Rights of Way and Easements (Part 4)

In our previous blog, we discussed some examples of living within a land development, commonly known as a subdivision, and how rights within the development work, along with an example of a road within a typical subdivision that might be maintained. We will continue with some further examples using the same typical subdivision. 

The original owner, who was doing road maintenance within the 12-lot subdivision, sold their home. These days, they probably never met in person with the new owners to discuss the informal nature of the access and maintenance. The new owners took a deed to the property, were issued title insurance, and mortgaged the property. Somewhere along the way, the fact that there was no homeowners or road association was discussed, but long forgotten by the new owners.

Maybe the new owners started making home improvements and wanted the road fixed. A few neighbors said the previous owner had done that sort of thing (fixing up the road). The new owner went through all their paperwork, called their broker and attorney, and finally realized they were on their own. There were disclosures in the purchase and sale agreement about the fact that the road was private and there was no homeowners association, but the home purchase was rushed. The new owners did not take the time to understand the implications of living on a private dirt road. The new owners were understandably irate and grumbled a bit but then hired a contractor to cut the trees back, widen the road and fix the road up. 

Naturally, there was no collaboration with the neighbors, and the contractor started cutting down trees the other lot owners had either planted in the right of way or had at least become fond of. 

Generally speaking, the new owners were within their rights to clear the 66-foot wide right of way and remove fences or objects interfering with their free and unobstructed passage. Once the tree is cut down, who owns the trees and wood might not be clear. If, on the original subdivision plan, the 66-foot wide road was another parcel of its own, which is common, then perhaps the original developer still owned the land under the road, or the ownership may have reverted to the adjoining property owners.

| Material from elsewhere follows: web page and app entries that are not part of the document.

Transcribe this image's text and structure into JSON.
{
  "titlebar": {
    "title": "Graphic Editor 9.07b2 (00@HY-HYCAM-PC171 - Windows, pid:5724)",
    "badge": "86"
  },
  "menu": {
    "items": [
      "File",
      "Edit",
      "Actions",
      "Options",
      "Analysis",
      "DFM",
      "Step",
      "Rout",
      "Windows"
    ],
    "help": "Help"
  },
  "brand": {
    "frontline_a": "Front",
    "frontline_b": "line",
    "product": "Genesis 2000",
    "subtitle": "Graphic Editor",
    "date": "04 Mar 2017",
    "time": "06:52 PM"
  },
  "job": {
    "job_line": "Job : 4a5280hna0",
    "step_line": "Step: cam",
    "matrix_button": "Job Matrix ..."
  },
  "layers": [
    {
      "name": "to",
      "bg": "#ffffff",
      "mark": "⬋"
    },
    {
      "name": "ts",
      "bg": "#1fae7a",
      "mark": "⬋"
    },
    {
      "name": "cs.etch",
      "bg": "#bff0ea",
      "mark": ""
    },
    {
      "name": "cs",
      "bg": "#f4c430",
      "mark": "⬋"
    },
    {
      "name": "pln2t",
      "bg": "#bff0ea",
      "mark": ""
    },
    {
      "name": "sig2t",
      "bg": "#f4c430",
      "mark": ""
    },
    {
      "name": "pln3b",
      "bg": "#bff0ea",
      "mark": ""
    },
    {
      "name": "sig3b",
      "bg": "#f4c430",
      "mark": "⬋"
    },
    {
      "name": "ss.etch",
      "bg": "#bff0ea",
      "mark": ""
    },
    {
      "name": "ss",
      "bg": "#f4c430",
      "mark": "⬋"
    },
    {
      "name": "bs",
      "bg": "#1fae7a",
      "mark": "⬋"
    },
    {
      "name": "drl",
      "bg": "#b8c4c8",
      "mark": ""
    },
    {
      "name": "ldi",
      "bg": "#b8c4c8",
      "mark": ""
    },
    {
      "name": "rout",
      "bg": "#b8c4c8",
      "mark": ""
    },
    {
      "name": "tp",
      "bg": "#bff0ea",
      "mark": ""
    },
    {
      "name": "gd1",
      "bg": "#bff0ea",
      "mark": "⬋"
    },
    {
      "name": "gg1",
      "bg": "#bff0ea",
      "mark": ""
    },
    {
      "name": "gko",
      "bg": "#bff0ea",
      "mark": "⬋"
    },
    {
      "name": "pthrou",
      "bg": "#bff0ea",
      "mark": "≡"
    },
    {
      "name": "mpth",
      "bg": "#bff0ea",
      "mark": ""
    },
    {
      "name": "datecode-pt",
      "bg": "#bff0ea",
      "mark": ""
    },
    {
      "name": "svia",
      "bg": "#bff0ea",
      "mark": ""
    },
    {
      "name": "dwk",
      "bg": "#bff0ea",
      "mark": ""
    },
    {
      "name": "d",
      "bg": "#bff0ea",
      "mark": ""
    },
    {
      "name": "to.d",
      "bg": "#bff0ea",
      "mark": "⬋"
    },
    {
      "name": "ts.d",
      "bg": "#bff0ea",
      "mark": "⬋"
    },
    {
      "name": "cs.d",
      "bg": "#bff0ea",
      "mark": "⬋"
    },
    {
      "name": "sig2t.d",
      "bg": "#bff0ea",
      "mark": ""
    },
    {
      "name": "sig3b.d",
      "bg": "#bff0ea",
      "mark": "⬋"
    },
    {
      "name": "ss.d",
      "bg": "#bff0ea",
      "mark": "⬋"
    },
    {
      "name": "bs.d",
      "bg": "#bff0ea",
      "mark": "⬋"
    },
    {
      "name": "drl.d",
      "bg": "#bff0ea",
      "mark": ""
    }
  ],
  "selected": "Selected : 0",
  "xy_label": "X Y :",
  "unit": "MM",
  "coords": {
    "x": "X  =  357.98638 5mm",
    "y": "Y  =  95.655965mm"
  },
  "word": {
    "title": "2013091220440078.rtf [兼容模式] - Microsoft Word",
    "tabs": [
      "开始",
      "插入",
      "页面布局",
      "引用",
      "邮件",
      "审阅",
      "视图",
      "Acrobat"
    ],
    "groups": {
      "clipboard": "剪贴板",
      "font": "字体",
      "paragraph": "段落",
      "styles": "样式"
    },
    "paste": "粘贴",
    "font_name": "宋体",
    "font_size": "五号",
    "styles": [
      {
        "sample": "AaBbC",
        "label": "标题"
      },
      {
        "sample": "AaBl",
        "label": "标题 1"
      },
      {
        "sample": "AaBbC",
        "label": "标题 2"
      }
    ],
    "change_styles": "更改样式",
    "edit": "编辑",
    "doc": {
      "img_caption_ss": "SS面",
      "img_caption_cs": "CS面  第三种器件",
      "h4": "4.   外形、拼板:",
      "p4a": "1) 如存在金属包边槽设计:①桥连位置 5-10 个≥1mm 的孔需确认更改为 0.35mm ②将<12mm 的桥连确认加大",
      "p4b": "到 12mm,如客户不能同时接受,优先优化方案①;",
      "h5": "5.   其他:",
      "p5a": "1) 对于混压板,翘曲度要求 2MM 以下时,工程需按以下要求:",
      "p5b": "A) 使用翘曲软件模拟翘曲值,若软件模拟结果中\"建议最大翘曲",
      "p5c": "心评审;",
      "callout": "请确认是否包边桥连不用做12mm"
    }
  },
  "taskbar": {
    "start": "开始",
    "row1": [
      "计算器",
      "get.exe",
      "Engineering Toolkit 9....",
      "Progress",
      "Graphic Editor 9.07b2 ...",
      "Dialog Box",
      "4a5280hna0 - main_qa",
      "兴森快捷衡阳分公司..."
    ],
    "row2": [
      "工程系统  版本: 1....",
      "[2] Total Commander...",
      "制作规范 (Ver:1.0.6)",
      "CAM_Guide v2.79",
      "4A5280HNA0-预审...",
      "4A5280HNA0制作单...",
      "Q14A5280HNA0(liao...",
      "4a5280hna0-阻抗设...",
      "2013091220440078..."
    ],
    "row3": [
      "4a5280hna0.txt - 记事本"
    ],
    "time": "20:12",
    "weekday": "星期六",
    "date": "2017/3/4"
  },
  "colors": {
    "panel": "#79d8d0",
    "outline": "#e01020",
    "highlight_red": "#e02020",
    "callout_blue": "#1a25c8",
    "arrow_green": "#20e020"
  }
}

In our next blog, we will continue with examples of the same 12-lot subdivision and describe some situations we commonly see in our business.